landing, the door of the room was thrown wide, and the other man,
in a low, but distinct voice, said, " Well, what news ?"

"All right," said he of the frieze coat, as, throwing off the] wet
garment, he discovered the person of Mr. Clare Jones. '•' Nothing
could possibly go better ; my cross-examination clinched Keane's evi-
dence completely, and no Jury could get over it."

" I almost wish you had let him alone," said the other, gruffly, and
in evident discontent ; " I foresee that the sympathy the scoundrel
affected will be troublesome to us yet."

" I have no fears on that head," replied the other, confidently.
" The facts are there, and Crankle's speech to evidence ripped him up
in a terrific manner."

" Did he allude to the Spanish girl?"

" He did, and with great effect."

" And the Kilgoff affair — did he bring ' My Lady ' up for judg-

" No. The Attorney- General positively forbade all allusion to that

" Oh, indeed !" said the other, with a savage sneer, " ' The Court '
was too sacred for such profanation."

" I think he was right, too," said Jones. " The statement could
never have been brought to bear upon the case before the Court. It
would have been a mere episode outside of the general history, and
just as likely impress the Jury with the opinion that all the charges
were trumped up to gain a conviction in any way."

The other paused, and seemed to reflect for some minutes, when
he said, " "Well, and what are they at now ?"

" When I left, the Court had just refused Cashel's demand to ad-
dress the Jury. The Chief Baron had ruled against him, and, of


course, the charge is now being pronounced. As I knew how this
must run, I took the opportunity of coming over here to see you."

" My name was but once mentioned, you tell me," said the other,
in an abrupt manner.

" It was stated that you were dangerously ill, without hope of re-
coyery," said Jones, faltering, and with evident awkwardness.

"And not alluded to again ?" asked the other, whom there is no
need of calling Mr. Linton.

"Tes, once — passingly," said Jones, still faltering.

" How do you mean, passingly ?" asked Linton, in anger.

" The Crown Lawyers brought forward that note of yours from

Linton dashed his closed fist against the table, and uttered a hor-
rible and blasphemous oath.

" Some bungling of yours, I'll be sworn, brought this about," said
he, savagely ; " some piece of that adroit chicanery that always recoils
upon its projector."

" I'll not endure this language, Sir," said Jones. " I have done
more to serve you than any man would have stooped to in my pro-
fession. Unsay these words."

" I do unsay them — I ask pardon for them, my dear Jones. I
never meant them seriously," said Linton, in that fawning tone he
could so well assume. " You ought to know me better than to think
that /, who have sworn solemnly to make your fortune, could enter-
tain such an opinion of you. Tell me now of this. Did Cashel say
anything as the note was read ?"

" Not a syllable."

"How did he look?"

" He smiled slightly."

"Ah, he smiled!" said Linton, growing pale; "he smiled! He
can do that when he is most determined."
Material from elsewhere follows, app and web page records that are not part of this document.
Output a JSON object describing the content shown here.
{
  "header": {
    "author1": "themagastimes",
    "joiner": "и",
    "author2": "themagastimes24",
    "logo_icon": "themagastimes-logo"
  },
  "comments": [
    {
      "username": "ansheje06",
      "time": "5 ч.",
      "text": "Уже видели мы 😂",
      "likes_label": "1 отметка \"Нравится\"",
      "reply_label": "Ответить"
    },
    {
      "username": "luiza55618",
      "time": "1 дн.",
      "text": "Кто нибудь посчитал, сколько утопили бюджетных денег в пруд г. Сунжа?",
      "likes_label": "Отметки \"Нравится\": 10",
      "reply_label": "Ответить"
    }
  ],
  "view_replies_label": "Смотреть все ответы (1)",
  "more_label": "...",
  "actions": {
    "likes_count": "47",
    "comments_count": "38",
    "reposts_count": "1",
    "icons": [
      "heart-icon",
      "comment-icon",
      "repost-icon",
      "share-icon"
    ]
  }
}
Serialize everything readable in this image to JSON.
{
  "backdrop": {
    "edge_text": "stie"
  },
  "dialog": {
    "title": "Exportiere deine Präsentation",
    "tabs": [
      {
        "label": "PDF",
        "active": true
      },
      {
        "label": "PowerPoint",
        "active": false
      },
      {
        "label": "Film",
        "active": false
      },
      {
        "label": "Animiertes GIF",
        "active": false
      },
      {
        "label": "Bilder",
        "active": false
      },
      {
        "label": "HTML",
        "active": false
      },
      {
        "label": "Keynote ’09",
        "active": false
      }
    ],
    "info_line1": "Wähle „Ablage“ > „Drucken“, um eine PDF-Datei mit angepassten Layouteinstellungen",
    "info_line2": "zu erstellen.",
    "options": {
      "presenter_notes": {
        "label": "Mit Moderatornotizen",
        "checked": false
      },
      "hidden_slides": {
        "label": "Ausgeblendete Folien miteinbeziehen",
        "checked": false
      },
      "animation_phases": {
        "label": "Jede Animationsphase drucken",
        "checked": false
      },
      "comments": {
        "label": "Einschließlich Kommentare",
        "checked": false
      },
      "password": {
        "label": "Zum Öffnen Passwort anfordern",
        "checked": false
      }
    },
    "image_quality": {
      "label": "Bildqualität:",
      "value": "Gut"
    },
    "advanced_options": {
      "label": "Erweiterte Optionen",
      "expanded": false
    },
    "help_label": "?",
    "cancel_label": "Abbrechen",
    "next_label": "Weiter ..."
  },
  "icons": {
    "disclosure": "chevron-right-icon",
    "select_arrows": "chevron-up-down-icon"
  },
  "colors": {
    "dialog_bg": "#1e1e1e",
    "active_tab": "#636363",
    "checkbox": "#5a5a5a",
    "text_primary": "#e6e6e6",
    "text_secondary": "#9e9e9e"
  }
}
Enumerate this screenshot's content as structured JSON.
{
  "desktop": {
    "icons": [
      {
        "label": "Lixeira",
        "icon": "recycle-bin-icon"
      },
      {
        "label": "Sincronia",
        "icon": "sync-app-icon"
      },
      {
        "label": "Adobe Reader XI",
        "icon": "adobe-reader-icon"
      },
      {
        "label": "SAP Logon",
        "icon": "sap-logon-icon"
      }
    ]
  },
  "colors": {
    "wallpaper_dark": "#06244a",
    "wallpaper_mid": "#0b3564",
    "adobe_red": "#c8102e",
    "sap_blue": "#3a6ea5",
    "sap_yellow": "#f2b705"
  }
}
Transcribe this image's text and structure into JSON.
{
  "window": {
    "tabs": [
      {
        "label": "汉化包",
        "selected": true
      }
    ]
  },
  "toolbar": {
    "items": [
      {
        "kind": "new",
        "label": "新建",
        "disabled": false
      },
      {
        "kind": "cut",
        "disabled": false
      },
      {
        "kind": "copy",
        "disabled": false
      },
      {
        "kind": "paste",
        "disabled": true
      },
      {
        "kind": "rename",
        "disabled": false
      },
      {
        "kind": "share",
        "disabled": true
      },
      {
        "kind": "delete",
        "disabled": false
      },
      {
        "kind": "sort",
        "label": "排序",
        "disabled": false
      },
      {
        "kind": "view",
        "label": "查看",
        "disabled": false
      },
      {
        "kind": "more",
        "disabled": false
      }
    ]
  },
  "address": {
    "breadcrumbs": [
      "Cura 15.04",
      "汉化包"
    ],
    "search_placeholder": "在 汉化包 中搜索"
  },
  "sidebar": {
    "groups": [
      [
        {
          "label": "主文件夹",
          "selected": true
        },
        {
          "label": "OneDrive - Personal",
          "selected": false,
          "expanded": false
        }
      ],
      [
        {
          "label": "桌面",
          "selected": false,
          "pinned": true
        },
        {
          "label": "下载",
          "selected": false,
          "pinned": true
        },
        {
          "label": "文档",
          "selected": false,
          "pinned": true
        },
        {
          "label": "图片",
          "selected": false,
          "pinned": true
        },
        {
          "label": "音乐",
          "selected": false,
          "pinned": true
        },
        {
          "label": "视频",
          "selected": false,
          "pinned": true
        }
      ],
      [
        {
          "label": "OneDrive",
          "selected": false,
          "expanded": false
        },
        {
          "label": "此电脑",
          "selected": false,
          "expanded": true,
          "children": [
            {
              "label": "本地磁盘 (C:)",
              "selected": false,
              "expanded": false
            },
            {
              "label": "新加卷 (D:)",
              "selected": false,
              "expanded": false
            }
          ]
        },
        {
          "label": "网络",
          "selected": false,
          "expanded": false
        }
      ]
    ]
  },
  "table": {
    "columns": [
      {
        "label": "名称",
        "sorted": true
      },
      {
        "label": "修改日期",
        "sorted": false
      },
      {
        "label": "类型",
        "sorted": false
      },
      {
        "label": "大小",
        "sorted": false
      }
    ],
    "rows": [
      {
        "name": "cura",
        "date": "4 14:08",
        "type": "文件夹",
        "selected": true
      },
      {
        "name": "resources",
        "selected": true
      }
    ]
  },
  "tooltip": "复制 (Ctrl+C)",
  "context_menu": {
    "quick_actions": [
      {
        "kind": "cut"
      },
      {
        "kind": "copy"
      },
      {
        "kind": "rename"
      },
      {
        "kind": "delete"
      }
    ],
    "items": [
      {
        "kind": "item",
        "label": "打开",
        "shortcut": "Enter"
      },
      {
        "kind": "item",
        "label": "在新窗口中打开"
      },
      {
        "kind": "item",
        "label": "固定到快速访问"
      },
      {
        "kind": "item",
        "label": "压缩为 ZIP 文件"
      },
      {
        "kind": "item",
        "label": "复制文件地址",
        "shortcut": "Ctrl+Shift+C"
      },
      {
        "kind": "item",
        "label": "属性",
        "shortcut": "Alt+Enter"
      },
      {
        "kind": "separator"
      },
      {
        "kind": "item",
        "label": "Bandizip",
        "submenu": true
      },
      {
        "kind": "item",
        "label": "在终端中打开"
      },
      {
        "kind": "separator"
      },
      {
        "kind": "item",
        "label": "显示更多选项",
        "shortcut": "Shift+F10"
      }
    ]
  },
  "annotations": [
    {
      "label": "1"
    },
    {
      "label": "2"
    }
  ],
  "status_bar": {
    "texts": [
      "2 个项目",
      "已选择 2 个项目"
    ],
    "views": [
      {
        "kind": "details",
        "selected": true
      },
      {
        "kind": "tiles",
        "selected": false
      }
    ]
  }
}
" "What avails all his determination now ? No narrative of his
can shake the testimony which the cross-examination has confirmed.
It was a master-stroke of yours, IVIr. Linton, to think of supplying
him with counsel."

Linton smiled superciliously, as though he was accustomed to
higher flights of treachery than this. " So then," said he, at length,
"you say the case is strong against him ?"

" It could scarcely be stronger ?"

" And the feeling — how is the feeling of the Court ?"

" Variable, I should say ; in the galleries, and among the fashion-
ably-dressed part of the assemblage, inclined somewhat in his favour."

"How? Did not the charge of attempted bigamy tell against
him with his fair allies ?"


" Not so much as I bad hoped."

" What creatures women are !" said Linton, holding up his hands.

Online LibraryCharles James LeverRoland Cashel (Volume 2) → online text (page 25 of 32)